Although the film might seem a tad formulaic and the ending a bit of a letdown, Ender’s Game is visually stunning, features an engaging plot, and is well-worth taking the time to watch. The story manages to keep the audience hooked, but the ending feels a bit like a letdown after all the time spent building the characters and rich plot.
Based on Orson Scott Card’s award-winning 1985 novel, the film adaptation was directed by Gavin Hood (who also handled writing chores) and stars Asa Butterfield, Harrison Ford, Hailee Steinfeld, Viola Davis, Abigail Breslin, and Ben Kingsley.
The film takes place fifty years after the 2086 invasion of the alien species the Formics – who were defeated by the sacrifice of Earth’s greatest hero Mazer Rackham. Rackham flew his fighter jet into the main Formic spacecraft, and his legend is told to every child in school. Earth is preparing for the Formics return and it is believed only a child (or teenager) will have the ability to coordinate all the forces to defeat the aliens.
Andrew Ender Wiggin (Butterfield) is the promising cadet Colonel Hyrum Graff (Ford) believes is the person they have been searching for to lead the fleet and end the alien threat. Graff is not above manipulating Ender to push the young cadet and test if the boy will break from the stress and isolation. Major Gwen Anderson (Davis) doubts Ender can take the pressure and also questions his abilities due to the fact Ender’s brother washed out of the program due to his violent temper and Ender’s sister failed due to not being able to control her emotions.
Against Anderson’s advice, Graff pushes Ender through Battle School where he praises him in front of other cadets; raises him through the ranks quickly to create tension with other students; and eventually gives Ender his own team to coordinate in the games. The games are designed for the cadets to compete against each other in teams. Ender rises to each challenge and manages to befriend Petra Arkanian (Steinfeld) and other members of his team despite Graff’s tactics. Ender also has to deal with the emotional consequences of a fight he has with another cadet that leaves the boy seriously injured.
Again, Graff pushes the cadet and eventually takes him to the final part of the training at a secret base near the Formic home world.
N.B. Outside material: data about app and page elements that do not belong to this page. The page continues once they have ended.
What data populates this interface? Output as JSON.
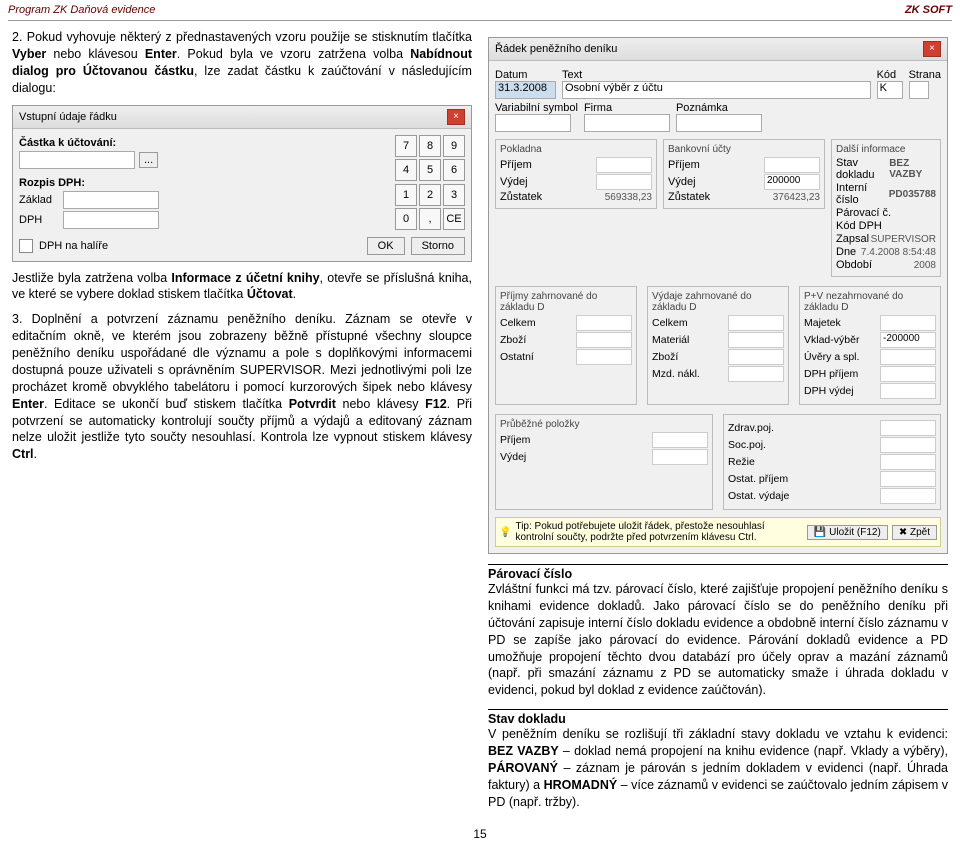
{
  "hdr": {
    "l": "Program ZK Daňová evidence",
    "r": "ZK SOFT"
  },
  "p1": "2. Pokud vyhovuje některý z přednastavených vzoru použije se stisknutím tlačítka ",
  "p1b": "Vyber",
  "p1c": " nebo klávesou ",
  "p1d": "Enter",
  "p1e": ". Pokud byla ve vzoru zatržena volba ",
  "p1f": "Nabídnout dialog pro Účtovanou částku",
  "p1g": ", lze zadat částku k zaúčtování v následujícím dialogu:",
  "dlg1": {
    "title": "Vstupní údaje řádku",
    "l1": "Částka k účtování:",
    "l2": "Rozpis DPH:",
    "l3": "Základ",
    "l4": "DPH",
    "cb": "DPH na halíře",
    "ok": "OK",
    "storno": "Storno",
    "np": [
      "7",
      "8",
      "9",
      "4",
      "5",
      "6",
      "1",
      "2",
      "3",
      "0",
      ",",
      "CE"
    ],
    "dots": "..."
  },
  "p2a": "Jestliže byla zatržena volba ",
  "p2b": "Informace z účetní knihy",
  "p2c": ", otevře se příslušná kniha, ve které se vybere doklad stiskem tlačítka ",
  "p2d": "Účtovat",
  "p2e": ".",
  "p3": "3. Doplnění a potvrzení záznamu peněžního deníku. Záznam se otevře v editačním okně, ve kterém jsou zobrazeny běžně přístupné všechny sloupce peněžního deníku uspořádané dle významu a pole s doplňkovými informacemi dostupná pouze uživateli s oprávněním SUPERVISOR. Mezi jednotlivými poli lze procházet kromě obvyklého tabelátoru i pomocí kurzorových šipek nebo klávesy ",
  "p3b": "Enter",
  "p3c": ". Editace se ukončí buď stiskem tlačítka ",
  "p3d": "Potvrdit",
  "p3e": " nebo klávesy ",
  "p3f": "F12",
  "p3g": ". Při potvrzení se automaticky kontrolují součty příjmů a výdajů a editovaný záznam nelze uložit jestliže tyto součty nesouhlasí. Kontrola lze vypnout stiskem klávesy ",
  "p3h": "Ctrl",
  "p3i": ".",
  "dlg2": {
    "title": "Řádek peněžního deníku",
    "datum": "Datum",
    "text": "Text",
    "kod": "Kód",
    "strana": "Strana",
    "di": "Další informace",
    "datumv": "31.3.2008",
    "textv": "Osobní výběr z účtu",
    "kodv": "K",
    "stav": "Stav dokladu",
    "stavv": "BEZ VAZBY",
    "vs": "Variabilní symbol",
    "firma": "Firma",
    "pozn": "Poznámka",
    "ic": "Interní číslo",
    "icv": "PD035788",
    "pc": "Párovací č.",
    "kdph": "Kód DPH",
    "pok": "Pokladna",
    "bu": "Bankovní účty",
    "zap": "Zapsal",
    "zapv": "SUPERVISOR",
    "dne": "Dne",
    "dnev": "7.4.2008 8:54:48",
    "prij": "Příjem",
    "vyd": "Výdej",
    "vydv": "200000",
    "zust": "Zůstatek",
    "z1": "569338,23",
    "z2": "376423,23",
    "obd": "Období",
    "obdv": "2008",
    "pzd": "Příjmy zahrnované do základu D",
    "vzd": "Výdaje zahrnované do základu D",
    "pvn": "P+V nezahrnované do základu D",
    "cel": "Celkem",
    "maj": "Majetek",
    "zbo": "Zboží",
    "mat": "Materiál",
    "vkv": "Vklad-výběr",
    "vkvv": "-200000",
    "mzd": "Mzd. nákl.",
    "uvr": "Úvěry a spl.",
    "ost": "Ostatní",
    "dpp": "DPH příjem",
    "dpv": "DPH výdej",
    "prup": "Průběžné položky",
    "zdr": "Zdrav.poj.",
    "socp": "Soc.poj.",
    "ostp": "Ostat. příjem",
    "ostv": "Ostat. výdaje",
    "rez": "Režie",
    "tip": "Tip: Pokud potřebujete uložit řádek, přestože nesouhlasí kontrolní součty, podržte před potvrzením klávesu Ctrl.",
    "uloz": "Uložit (F12)",
    "zpet": "Zpět"
  },
  "parc": {
    "t": "Párovací číslo",
    "txt": "Zvláštní funkci má tzv. párovací číslo, které zajišťuje propojení peněžního deníku s knihami evidence dokladů. Jako párovací číslo se do peněžního deníku při účtování zapisuje interní číslo dokladu evidence a obdobně interní číslo záznamu v PD se zapíše jako párovací do evidence. Párování dokladů evidence a PD umožňuje propojení těchto dvou databází pro účely oprav a mazání záznamů (např. při smazání záznamu z PD se automaticky smaže i úhrada dokladu v evidenci, pokud byl doklad z evidence zaúčtován)."
  },
  "stav": {
    "t": "Stav dokladu",
    "txt1": "V peněžním deníku se rozlišují tři základní stavy dokladu ve vztahu k evidenci: ",
    "b1": "BEZ VAZBY",
    "t2": " – doklad nemá propojení na knihu evidence (např. Vklady a výběry), ",
    "b2": "PÁROVANÝ",
    "t3": " – záznam je párován s jedním dokladem v evidenci (např. Úhrada faktury) a ",
    "b3": "HROMADNÝ",
    "t4": " – více záznamů v evidenci se zaúčtovalo jedním zápisem v PD (např. tržby)."
  },
  "pg": "15"
}
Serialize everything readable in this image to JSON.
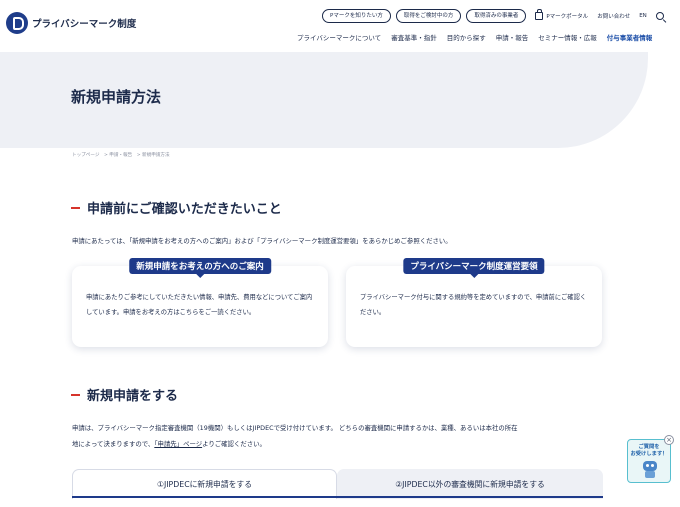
{
  "header": {
    "logo_text": "プライバシーマーク制度",
    "utility": {
      "pills": [
        "Pマークを知りたい方",
        "取得をご検討中の方",
        "取得済みの事業者"
      ],
      "portal": "Pマークポータル",
      "contact": "お問い合わせ",
      "lang": "EN"
    },
    "nav": [
      "プライバシーマークについて",
      "審査基準・指針",
      "目的から探す",
      "申請・報告",
      "セミナー情報・広報",
      "付与事業者情報"
    ]
  },
  "hero": {
    "title": "新規申請方法"
  },
  "breadcrumb": [
    "トップページ",
    "> 申請・報告",
    "> 新規申請方法"
  ],
  "section1": {
    "heading": "申請前にご確認いただきたいこと",
    "intro": "申請にあたっては、「新規申請をお考えの方へのご案内」および「プライバシーマーク制度運営要領」をあらかじめご参照ください。",
    "cards": [
      {
        "tag": "新規申請をお考えの方へのご案内",
        "body": "申請にあたりご参考にしていただきたい情報、申請先、費用などについてご案内しています。申請をお考えの方はこちらをご一読ください。"
      },
      {
        "tag": "プライバシーマーク制度運営要領",
        "body": "プライバシーマーク付与に関する規約等を定めていますので、申請前にご確認ください。"
      }
    ]
  },
  "section2": {
    "heading": "新規申請をする",
    "line1": "申請は、プライバシーマーク指定審査機関（19機関）もしくはJIPDECで受け付けています。 どちらの審査機関に申請するかは、業種、あるいは本社の所在",
    "line2_pre": "地によって決まりますので、",
    "line2_link": "「申請先」ページ",
    "line2_post": "よりご確認ください。",
    "tabs": [
      "①JIPDECに新規申請をする",
      "②JIPDEC以外の審査機関に新規申請をする"
    ]
  },
  "widget": {
    "text": "ご質問を\nお受けします！",
    "close": "×"
  },
  "colors": {
    "brand_navy": "#1e3a8a",
    "accent_red": "#d6342b",
    "hero_bg": "#eef0f5",
    "widget_border": "#58bfcf"
  }
}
At the colony, Ender’s skills are honed by a surprise trainer, and he is given control of all the teams to compete in an even larger training game. The new game is designed to see if Ender will be the leader Graff thinks he is and sees Ender leading his team on an invasion of the simulated Formic planet.
I have not read the Card’s novel so I can’t speak to how closely the movie follows the book. Hood does a great job in the director’s chair and creates a futuristic world that truly helps the audience escape into the story and suspend belief. The visual effects are extremely impressive, but also seem functional and believable to the story. Hood keeps the film moving at a pace that gives the audience time to process all that is happening on the screen, and the epic feel of the story. At times, the pace does seem to drag to a crawl, but the characters are rich enough to keep the audience interested. Unfortunately, all the slow building of character and plot also make the ending feel like a complete waste of time instead of inspiring and the next step in something greater to come.
As Ender, Butterfield creates a very complex character. Ender is a mixture of confidence and doubt. He knows he has the abilities to get the job done, but seems to be terrified to make a mistake. He also is frightened to discover that he is capable of the kind of violence that washed his brother out of the program. Hood gives the audience a glimpse of Ender’s violence in an early confrontation with a student at school and then a great display in the fight at Battle School. At the same time, Ender tries to avoid the fight, and is troubled by how he lost control. Butterfield makes the character feel very real – which helps the twist towards the end really matter.
The film also benefits from the talents of Ford, Davis and Kingsley. The three veteran actors are perfect for their roles with Ford walking a fine line between heartless commander and someone doing what he thinks will save his planet.
Ender’s Game is the kind of sci-fi film that was made for Blu-ray’s crystal clear picture and the visual effects really pop off the screen. The Blu-ray comes loaded with bonus material that fans of the film will enjoy and go into great detail of the film’s very long journey to the screen. There are also deleted and extended scenes.
While it might not live up to the legacy of the Card’s novel, Ender’s Game manages to keep the audience entertained and raise some questions along the way. The film has the ability to hold the audience from the very start and leave you talking about it long after the credits roll.